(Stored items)
- - -
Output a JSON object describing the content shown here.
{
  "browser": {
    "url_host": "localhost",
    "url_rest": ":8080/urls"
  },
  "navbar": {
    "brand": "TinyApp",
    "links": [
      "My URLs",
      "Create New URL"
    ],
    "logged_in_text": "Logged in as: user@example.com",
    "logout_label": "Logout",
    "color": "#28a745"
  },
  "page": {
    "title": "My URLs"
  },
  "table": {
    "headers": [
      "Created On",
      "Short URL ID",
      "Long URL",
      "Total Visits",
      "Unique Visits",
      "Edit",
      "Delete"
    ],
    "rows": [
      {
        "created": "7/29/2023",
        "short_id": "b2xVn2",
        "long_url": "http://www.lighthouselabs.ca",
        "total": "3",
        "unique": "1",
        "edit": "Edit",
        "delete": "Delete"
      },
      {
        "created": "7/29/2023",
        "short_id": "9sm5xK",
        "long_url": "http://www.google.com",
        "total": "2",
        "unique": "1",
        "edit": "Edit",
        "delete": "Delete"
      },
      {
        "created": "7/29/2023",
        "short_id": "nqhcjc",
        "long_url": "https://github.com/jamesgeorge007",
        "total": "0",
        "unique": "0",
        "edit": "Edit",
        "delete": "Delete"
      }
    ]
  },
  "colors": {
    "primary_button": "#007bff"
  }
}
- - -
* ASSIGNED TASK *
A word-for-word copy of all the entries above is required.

* FINISHED EXERCISE *
Output a JSON object describing the content shown here.
{
  "browser": {
    "url_host": "localhost",
    "url_rest": ":8080/urls"
  },
  "navbar": {
    "brand": "TinyApp",
    "links": [
      "My URLs",
      "Create New URL"
    ],
    "logged_in_text": "Logged in as: user@example.com",
    "logout_label": "Logout",
    "color": "#28a745"
  },
  "page": {
    "title": "My URLs"
  },
  "table": {
    "headers": [
      "Created On",
      "Short URL ID",
      "Long URL",
      "Total Visits",
      "Unique Visits",
      "Edit",
      "Delete"
    ],
    "rows": [
      {
        "created": "7/29/2023",
        "short_id": "b2xVn2",
        "long_url": "http://www.lighthouselabs.ca",
        "total": "3",
        "unique": "1",
        "edit": "Edit",
        "delete": "Delete"
      },
      {
        "created": "7/29/2023",
        "short_id": "9sm5xK",
        "long_url": "http://www.google.com",
        "total": "2",
        "unique": "1",
        "edit": "Edit",
        "delete": "Delete"
      },
      {
        "created": "7/29/2023",
        "short_id": "nqhcjc",
        "long_url": "https://github.com/jamesgeorge007",
        "total": "0",
        "unique": "0",
        "edit": "Edit",
        "delete": "Delete"
      }
    ]
  },
  "colors": {
    "primary_button": "#007bff"
  }
}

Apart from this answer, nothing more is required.